Saturday, March 3, 2018

Measuring the Business Benefits of New, Improved or Extended Bicycle Trails

The value of new bicycle trails is often underestimated in terms of overall benefits, but this is particularly true for business generation. The lack of admission fees to directly measure the willingness to pay for new or improved trails means that it is not easy to measure business benefits of such trails. This is not a new issue and parallel difficulties in valuing public parks and other community venues. Standard techniques have been developed for measuring the willingness to pay for the benefits of public trails and greenspace (McConnell and Walls 2006; Krizek 2006). Although there are established ways to measure general benefits such as increase in home value, the measurement of benefits for local businesses has been less common. This article concentrates on ways to measure the business benefits of trails or trail improvements.

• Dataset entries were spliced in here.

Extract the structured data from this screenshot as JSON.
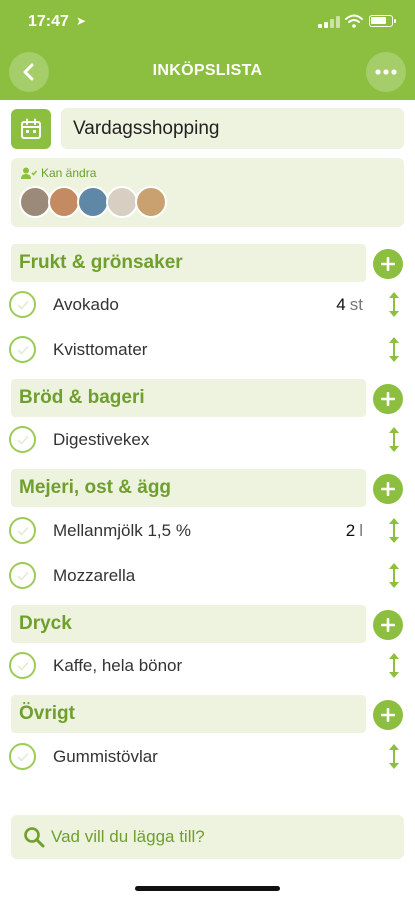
{
  "status_bar": {
    "time": "17:47",
    "location_arrow": "➤"
  },
  "header": {
    "title": "INKÖPSLISTA",
    "back_icon": "chevron-left-icon",
    "more_icon": "more-dots-icon"
  },
  "list": {
    "name": "Vardagsshopping",
    "calendar_icon": "calendar-icon"
  },
  "sharing": {
    "label": "Kan ändra",
    "avatars": [
      {
        "color": "#9b8a78"
      },
      {
        "color": "#c48a62"
      },
      {
        "color": "#5f87a6"
      },
      {
        "color": "#d8cfc2"
      },
      {
        "color": "#c9a070"
      }
    ]
  },
  "categories": [
    {
      "title": "Frukt & grönsaker",
      "items": [
        {
          "name": "Avokado",
          "qty": "4",
          "unit": "st"
        },
        {
          "name": "Kvisttomater",
          "qty": "",
          "unit": ""
        }
      ]
    },
    {
      "title": "Bröd & bageri",
      "items": [
        {
          "name": "Digestivekex",
          "qty": "",
          "unit": ""
        }
      ]
    },
    {
      "title": "Mejeri, ost & ägg",
      "items": [
        {
          "name": "Mellanmjölk 1,5 %",
          "qty": "2",
          "unit": "l"
        },
        {
          "name": "Mozzarella",
          "qty": "",
          "unit": ""
        }
      ]
    },
    {
      "title": "Dryck",
      "items": [
        {
          "name": "Kaffe, hela bönor",
          "qty": "",
          "unit": ""
        }
      ]
    },
    {
      "title": "Övrigt",
      "items": [
        {
          "name": "Gummistövlar",
          "qty": "",
          "unit": ""
        }
      ]
    }
  ],
  "search": {
    "placeholder": "Vad vill du lägga till?"
  },
  "colors": {
    "brand": "#8cbf3f",
    "tint": "#eef3e0",
    "category_text": "#6f9f2d"
  }
}
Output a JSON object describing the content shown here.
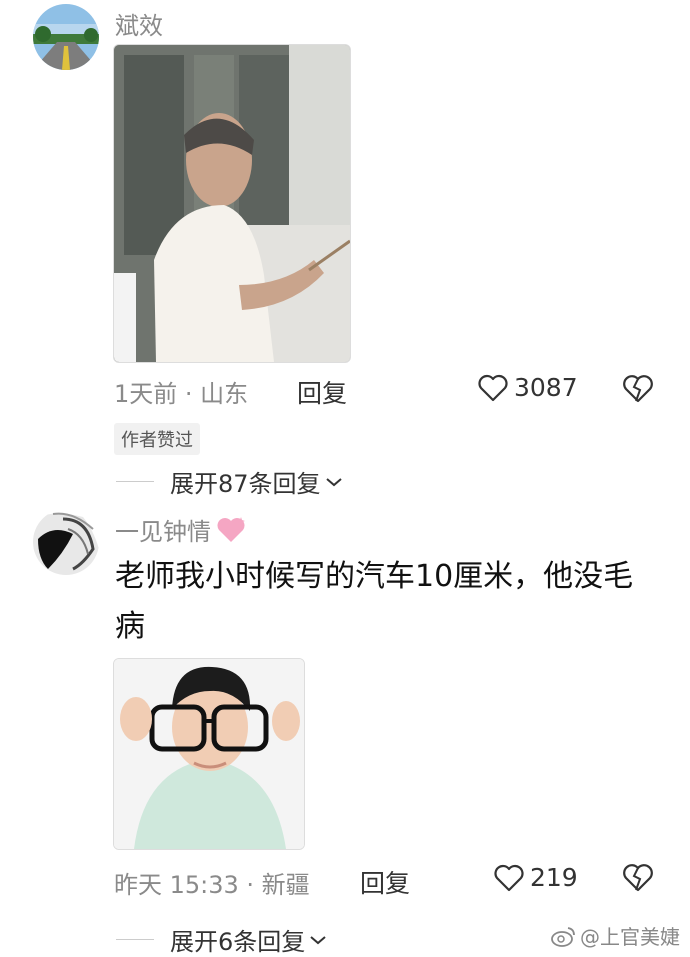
{
  "comments": [
    {
      "username": "斌效",
      "meta": "1天前 · 山东",
      "reply_label": "回复",
      "likes": "3087",
      "badge": "作者赞过",
      "expand_label": "展开87条回复"
    },
    {
      "username": "一见钟情",
      "text": "老师我小时候写的汽车10厘米，他没毛病",
      "meta": "昨天 15:33 · 新疆",
      "reply_label": "回复",
      "likes": "219",
      "expand_label": "展开6条回复"
    }
  ],
  "watermark": "@上官美婕",
  "icons": {
    "like": "heart-outline-icon",
    "dislike": "broken-heart-icon",
    "expand": "chevron-down-icon",
    "username_decoration": "pink-heart-icon",
    "watermark": "weibo-icon"
  },
  "colors": {
    "secondary_text": "#8a8a8a",
    "primary_text": "#111111",
    "badge_bg": "#f1f1f1",
    "heart_pink": "#f5a6c3"
  }
}
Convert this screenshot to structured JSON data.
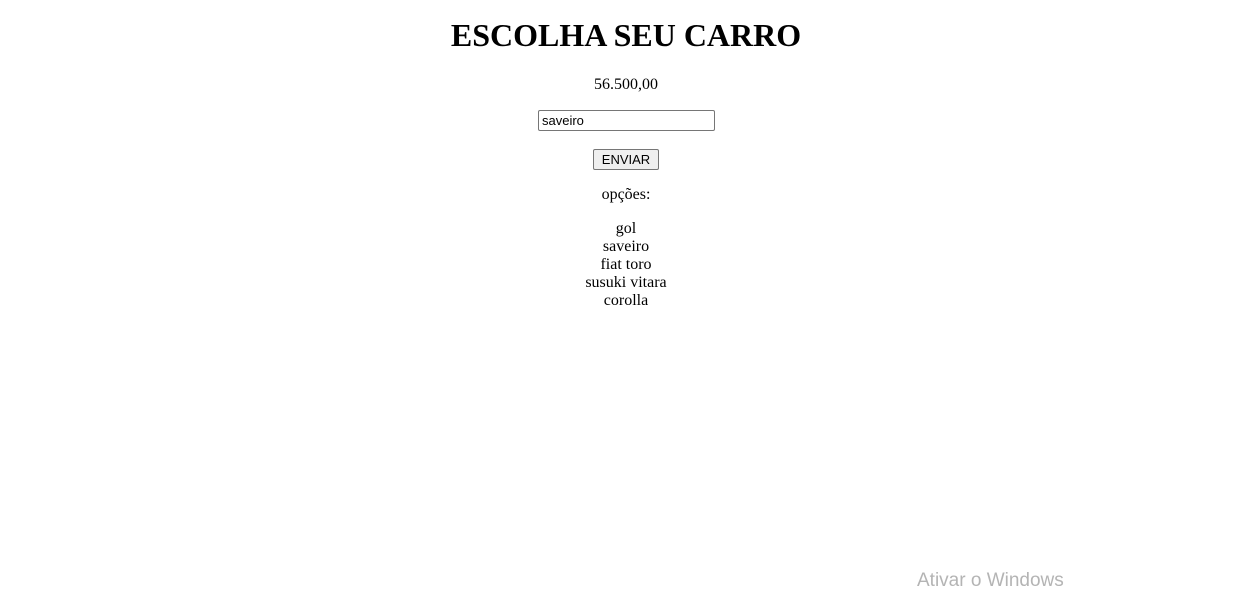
{
  "page": {
    "title": "ESCOLHA SEU CARRO",
    "price": "56.500,00"
  },
  "form": {
    "car_input_value": "saveiro",
    "send_label": "ENVIAR"
  },
  "options": {
    "label": "opções:",
    "items": [
      "gol",
      "saveiro",
      "fiat toro",
      "susuki vitara",
      "corolla"
    ]
  },
  "watermark": {
    "text": "Ativar o Windows"
  }
}
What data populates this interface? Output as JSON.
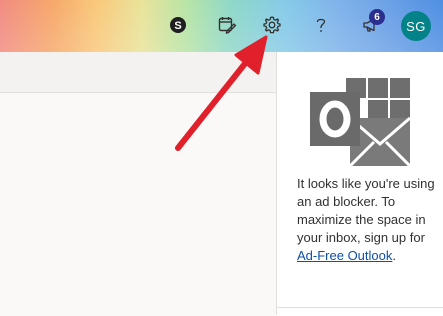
{
  "header": {
    "icons": [
      "skype-icon",
      "calendar-edit-icon",
      "gear-icon",
      "help-icon",
      "megaphone-icon"
    ],
    "notification_count": "6",
    "avatar_initials": "SG"
  },
  "ad_panel": {
    "message": "It looks like you're using an ad blocker. To maximize the space in your inbox, sign up for",
    "link_text": "Ad-Free Outlook",
    "trailing": "."
  },
  "colors": {
    "avatar": "#038387",
    "badge": "#2b2f8f",
    "arrow": "#e0202b",
    "link": "#0f4fa8"
  }
}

Saturday, January 27, 2018

Renewing a 1976 Motobecane Grand Jubile

Road Bike on plain background

I have my doubts. The C and O bike loan program has just received a donation of a vintage 21 inch Motobecane Grande Jubile bicycle. The program manager had saved it from the junk pile especially for me. He says, “Doug, do you want to take this on as a project. I don’t know much about it. What do you think?”

The silver and red two-wheeler is leaning against the bicycle shed adjacent to the Great Falls Tavern in the C and O Canal National Historic Park near Washington, DC. The first impression is not a good one. The bike is covered in grime from years of sitting in a garage. This bike has the look of an over-powdered aging French Madame, down on her luck. The silver frame is covered with years of garage brown dirt hiding the imperfections of aging. The thin 27 by 1/8 inch tires are cracked and sagging. The rubber brake hoods are marbleized and wrinkled. The formerly bright ruby red cables have faded to an austere, dark maroon brown and are frayed at the bends. At first glance I balk at the thought of renewing this bicycle, considering it too much work.

Sunday, December 24, 2017

A Christmas Bicycle Story from the 1950s

(Photo: Doug Barnes)

My brother Russ asks John the golden question, "What're you gettin' for Christmas?" It's just after Thanksgiving and Russ, John Gronski and I are just beginning to discuss the upcoming holidays. The setting is the 1950s in the small town of Uniontown, Pennsylvania.

This dialogue is a recollection of one cold Christmas day warmed by memories that I had almost forgotten. My brother Russ resurrected my memories about this act of friendship about 10 years ago and I enjoyed all over again the gift of giving a bicycle for Christmas in times that were less complicated than today.

Self assured, John says, "I'm gettin' a new bicycle." At 9 years old John is a constant companion at our house, coming early and staying late. He often joins us for lunch.

Wednesday, December 6, 2017

Gender Equity is an Issue for the Transform I-66 Trail Design

The main beneficiaries of the currently proposed Transform I-66 bicycle and pedestrian trail will be male bicyclists who feel comfortable riding near or in traffic. The Virginia Department of Transportation (VDOT) should build a trail that will be popular among a wider variety of bicyclists and pedestrians. This would then expand the benefits of Virginia’s investment in the trail.

Thursday, November 9, 2017

The Lost Benefits of the Transform I-66 Multi-Use Trail

The widening of the I-66 Corridor in Virginia just north and west of Washington, DC offers the rare opportunity to finance a state of the art bicycle and pedestrian trail for commuters interested in getting to work, for children going to school and for casual riders wanting to get from one neighborhood to another. The Transform I-66 project will cost the state and private investors $3 billion, so sufficient funds are available to have a state of the art bicycle facility that does not detract from the main goal of the project, which is to widen and improve the I-66 corridor outside of the Washington, DC beltway. Unfortunately, the design of many parts of the trail means that for bicyclists and pedestrians the project will not be transformative.